Evanston: Northwestern University Press, De Beistigui, Miguel. Truth and Genesis: Philosophy as Differential Ontology. Bloomington and Indianapolis: Indiana University Press, Descombes, Vincent. Modern French Philosophy. Scott-Fox and J. Cambridge: Cambridge University Press, It is still one of the best, especially given its brevity. Chapters 5 and 6 are particularly relevant. Cambridge and London: HarvardUniversity Press, Radical Atheism: Derrida and the Time of Life.

Hughes, Joe. Deleuze and the Genesis of Representation. Lawlor, Leonard. It is without question one of the best books on Derrida available. Marrati, Paola. Stanford: Stanford University Press, Smith, Daniel W. Essays on Deleuze.

Catherine Malabou. The future of Continental philosophy. 2014

Edinburgh: EdinburghUniversity Press, Please send your abstract to: derridatodayconference gmail. Special Issue editor Michael Naas. Doi: DOI: Anderson, N. View on antennae. Derrida: Ethics Under Erasure, Continuum more.

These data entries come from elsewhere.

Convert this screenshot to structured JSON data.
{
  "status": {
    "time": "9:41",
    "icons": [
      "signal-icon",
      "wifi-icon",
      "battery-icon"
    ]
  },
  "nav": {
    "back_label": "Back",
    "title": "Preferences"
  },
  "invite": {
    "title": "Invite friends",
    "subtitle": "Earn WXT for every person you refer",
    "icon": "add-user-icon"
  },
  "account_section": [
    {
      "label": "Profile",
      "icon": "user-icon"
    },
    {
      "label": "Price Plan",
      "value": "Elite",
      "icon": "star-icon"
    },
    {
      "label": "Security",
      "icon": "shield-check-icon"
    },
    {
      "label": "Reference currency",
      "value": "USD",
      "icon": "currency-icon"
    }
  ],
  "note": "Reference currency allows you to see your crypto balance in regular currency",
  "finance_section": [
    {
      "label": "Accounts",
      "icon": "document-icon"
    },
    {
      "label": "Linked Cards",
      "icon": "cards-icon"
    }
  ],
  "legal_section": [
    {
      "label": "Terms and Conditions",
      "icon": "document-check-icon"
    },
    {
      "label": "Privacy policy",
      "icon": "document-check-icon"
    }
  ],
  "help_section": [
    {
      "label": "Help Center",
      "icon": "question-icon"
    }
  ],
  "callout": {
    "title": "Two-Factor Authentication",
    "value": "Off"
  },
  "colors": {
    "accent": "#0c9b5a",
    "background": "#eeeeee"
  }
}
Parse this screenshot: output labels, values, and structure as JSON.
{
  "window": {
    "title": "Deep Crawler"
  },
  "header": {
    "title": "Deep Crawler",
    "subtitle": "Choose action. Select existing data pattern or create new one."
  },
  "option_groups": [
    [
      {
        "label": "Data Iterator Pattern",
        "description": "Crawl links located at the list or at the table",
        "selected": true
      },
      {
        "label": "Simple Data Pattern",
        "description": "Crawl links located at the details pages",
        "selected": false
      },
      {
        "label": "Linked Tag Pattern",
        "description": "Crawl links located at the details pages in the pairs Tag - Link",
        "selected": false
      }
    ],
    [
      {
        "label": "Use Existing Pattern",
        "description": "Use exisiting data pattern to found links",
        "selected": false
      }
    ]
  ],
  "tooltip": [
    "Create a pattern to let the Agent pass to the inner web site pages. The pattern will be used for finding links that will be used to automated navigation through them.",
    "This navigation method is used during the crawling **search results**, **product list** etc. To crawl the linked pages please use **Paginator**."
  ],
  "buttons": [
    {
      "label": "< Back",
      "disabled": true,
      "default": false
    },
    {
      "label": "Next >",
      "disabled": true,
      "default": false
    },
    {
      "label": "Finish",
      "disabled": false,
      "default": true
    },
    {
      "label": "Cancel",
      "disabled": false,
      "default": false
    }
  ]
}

Derrida: Ethics Under Erasure contests a common interpretation that deconstruction is unethical and nihilistic. At the same time it argues that while Derrida does not At the same time it argues that while Derrida does not offer an ethical or political treatise, deconstruction challenges ethical systems without rejecting them.

It has also been necessary, for some time now, to move beyond dismissals and deifications of Derrida. Derrida: Ethics Under Erasure provides a nuanced reading of Derrida, while accepting the difficulty of any simple affirmation of the deconstructive tradition. State University, USA. This book should put to rest once and for all the uninformed and yet widespread belief that deconstruction is irresponsible, unethical, or nihilistic.

Derrida, Ethics, Under Erasure, philosophy, nihilism, morality. Cultural Theory in Everyday Practice Oxford UP more. Culture Under Contract, Routledge Press, forthcoming more. Culture, Biology, Bioculture. Auto Immunity: the deconstruction and politics of 'bio-art' and criticism more. Deconstruction , Politics , Bioart , and Derrida. But in taking this position, Colebrook points out that creative evolution re-establishes the humanistic discourse on the human that it was attempting to challenge. Defending Derrida more. It is Derrida Today Conference. Publication Name: 6th Derrida Today Conference.

The conference will